Washington State has one of the best EAS systems in the nation. It’s tested and works. The only failure is to not use it. The state has a system set up with a company called “Alertsense” providing a CAP server and a completely operational analog radio system as a backup.

Marlin Jackson, CSTE
Assistant Chief Engineer, RF Systems
The KXLY Broadcast Group
Spokane, Wash.

Jackson is chair of the Inland NW Local Emergency Communications Committee in Spokane.


I know I’m late to the party, but all the AM stations I know are still on the air (“Is This the Year for AM Relief,” July 2 issue). As someone in broadcasting, radio and television since 11 years old (that’s another story) and now retired in New Mexico, I have a few suggestions for saving the MW AM band.

Number One: Content! Air what listeners want to hear; and that’s not just right-wing low-information bigmouths.

A small number of AM stations have very clean audio to the modulator; others are using new solid-state transmitters with better quality audio. With less compression, all music formats can sound fine, even on low-quality radios.

Number Two: Stay on the air! Half the MW stations here [in my local listening area] broadcast dead air in midday. Dump that old automation, buy a new PC and buy new automation software.

Number Three: Force or tell the FCC you want to double your ERP and you want to stay full power at night too. These low-power rules protect no one, except maybe the FCC and their cranks. The FCC doesn’t give a damn for the radio listener by enforcing Part 15 for RFI, in-band noise generators. It should stop the sale of these “noise transmitters.” The FCC needs to allow the broadcaster to increase their power.

As an old radio collector (both old and old radios), some with wideband capability, I can tell you AM MW can sound just as good as FM as long as the in-band RFI noise generators are shut off. I use a wideband low-power transmitter, and even low-cost All American Five AM radios can sound very good.
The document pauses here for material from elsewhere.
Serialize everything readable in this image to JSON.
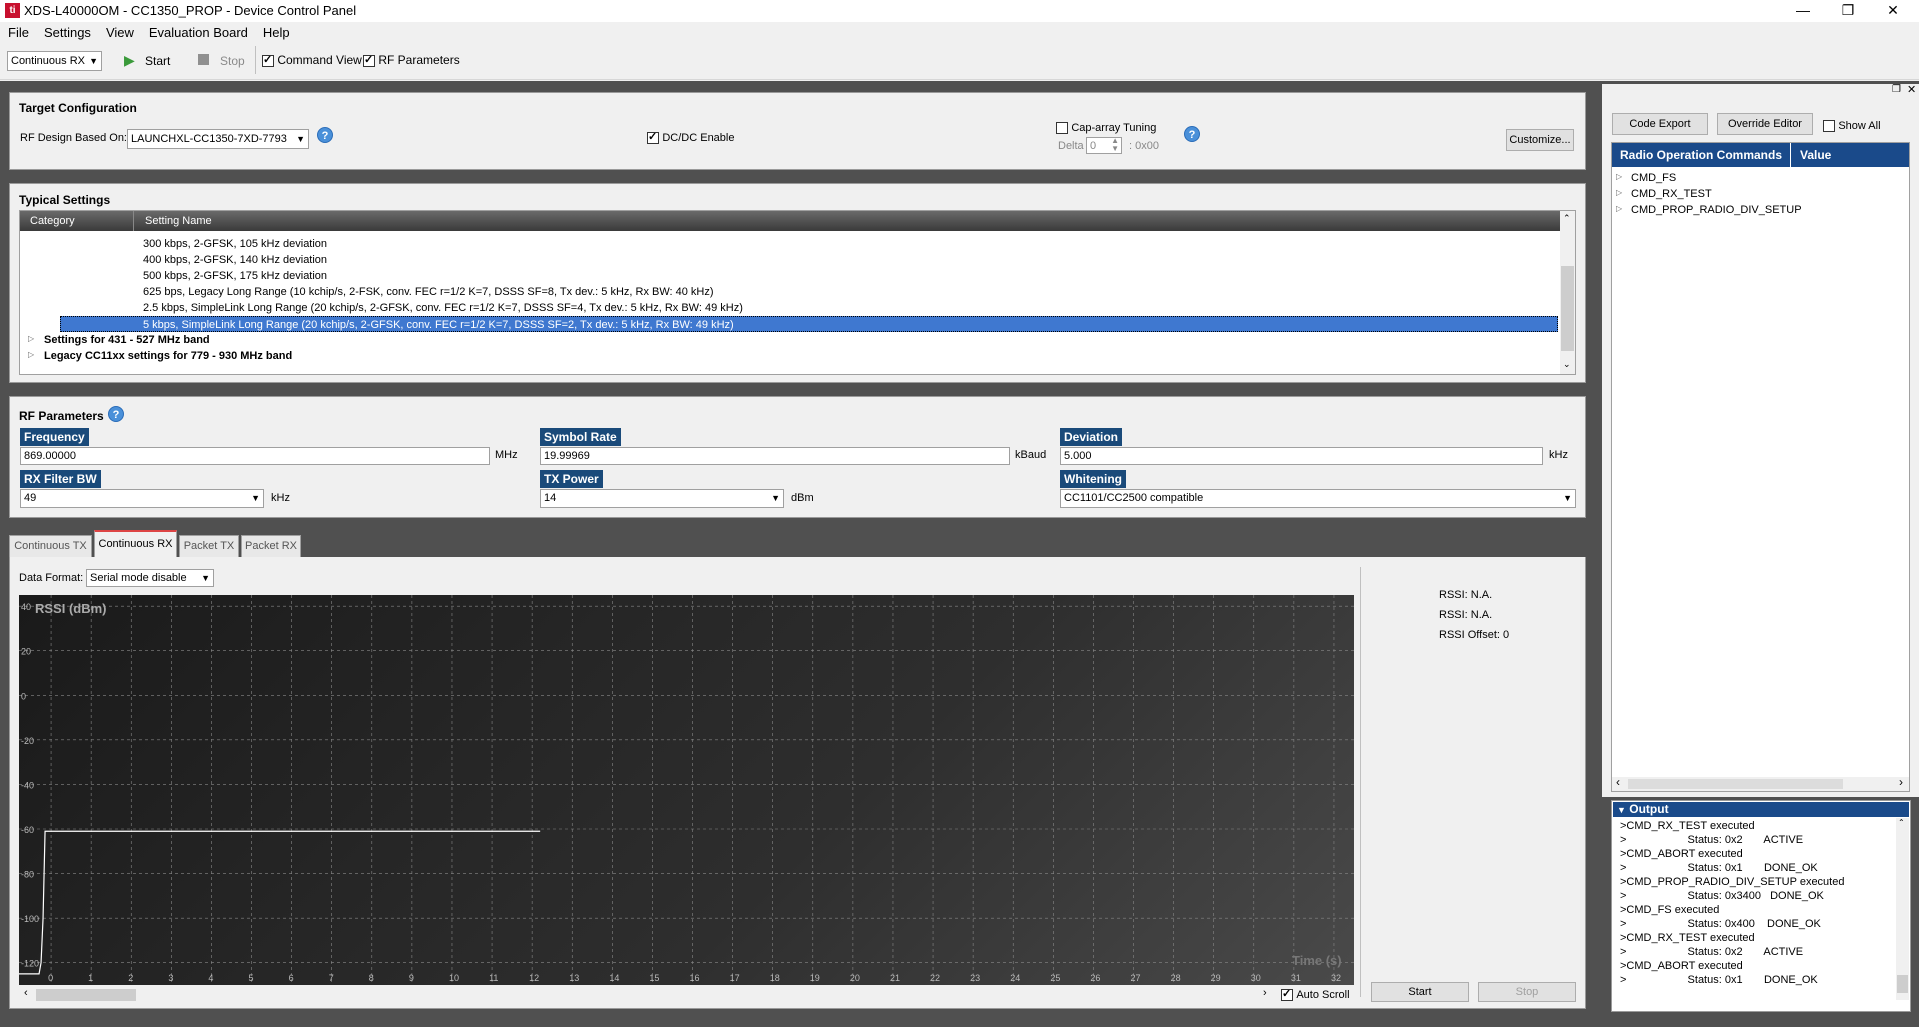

Richard Majestic
Las Cruces, N.M.


Responding to “Commentary: Nothing Less Than 100 Watts Please,” July 2 issue:

I live within 2 miles of a station that goes down to 20 watts. It comes in quite well on most radios here, but I totally agree that the power should be upped. This is the best idea I’ve heard in years.

However, it will stop my jokes about the station using old series-string radio tubes in the final. I mean, how often can you joke about a 50C5?

Duke Evans
Duke & Banner Oldies Show
Santa Rosa, Calif.


Responding to “Ericsson 5G Reaches 5 Gbps,”, July 18:

So one could use up one’s entire monthly data allowance (several GB) in about ten seconds. And then continue to rack up $157,000 in overage fees in about eight more minutes.

The mobile data industry might need to look at the pricing plans. Otherwise such technology is impractical.

Jeffrey Harvey
Military Communications
Halifax, Canada

Sorry. No data so far.